### Assignment
Report each line from the records where the string "inner" turns up.

[Interface dataset entries]
§

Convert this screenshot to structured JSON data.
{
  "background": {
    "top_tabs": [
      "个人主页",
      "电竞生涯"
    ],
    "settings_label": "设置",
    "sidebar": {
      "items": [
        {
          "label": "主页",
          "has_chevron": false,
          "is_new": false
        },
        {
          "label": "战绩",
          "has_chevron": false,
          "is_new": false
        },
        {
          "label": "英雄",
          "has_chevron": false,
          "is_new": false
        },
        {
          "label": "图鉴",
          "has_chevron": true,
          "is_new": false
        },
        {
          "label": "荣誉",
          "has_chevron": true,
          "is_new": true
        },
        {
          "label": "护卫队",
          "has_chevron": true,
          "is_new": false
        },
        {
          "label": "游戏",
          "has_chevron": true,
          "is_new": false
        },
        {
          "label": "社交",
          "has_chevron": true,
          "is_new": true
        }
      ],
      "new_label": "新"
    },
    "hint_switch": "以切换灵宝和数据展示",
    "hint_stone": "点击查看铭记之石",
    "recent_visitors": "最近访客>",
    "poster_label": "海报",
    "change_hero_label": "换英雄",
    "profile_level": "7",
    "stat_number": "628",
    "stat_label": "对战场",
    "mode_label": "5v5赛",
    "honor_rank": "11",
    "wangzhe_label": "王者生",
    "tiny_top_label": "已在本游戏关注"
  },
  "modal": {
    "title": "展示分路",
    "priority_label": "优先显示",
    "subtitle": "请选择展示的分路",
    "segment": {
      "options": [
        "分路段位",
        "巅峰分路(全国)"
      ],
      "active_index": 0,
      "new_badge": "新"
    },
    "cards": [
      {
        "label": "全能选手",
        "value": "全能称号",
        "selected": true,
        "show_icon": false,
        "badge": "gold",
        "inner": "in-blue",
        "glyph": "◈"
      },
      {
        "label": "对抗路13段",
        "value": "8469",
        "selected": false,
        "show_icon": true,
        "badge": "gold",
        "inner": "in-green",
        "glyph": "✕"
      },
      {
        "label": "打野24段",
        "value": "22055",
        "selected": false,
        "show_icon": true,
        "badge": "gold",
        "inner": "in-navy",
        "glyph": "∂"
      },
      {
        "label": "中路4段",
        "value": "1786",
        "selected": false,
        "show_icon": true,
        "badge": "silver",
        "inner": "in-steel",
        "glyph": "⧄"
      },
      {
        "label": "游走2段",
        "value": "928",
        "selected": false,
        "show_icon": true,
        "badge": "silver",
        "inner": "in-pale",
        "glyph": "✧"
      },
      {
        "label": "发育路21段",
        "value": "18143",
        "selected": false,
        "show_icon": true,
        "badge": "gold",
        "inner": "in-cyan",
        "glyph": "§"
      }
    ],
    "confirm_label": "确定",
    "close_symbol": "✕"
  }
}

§

### Task response
        "inner": "in-blue",
        "inner": "in-green",
        "inner": "in-navy",
        "inner": "in-steel",
        "inner": "in-pale",
        "inner": "in-cyan",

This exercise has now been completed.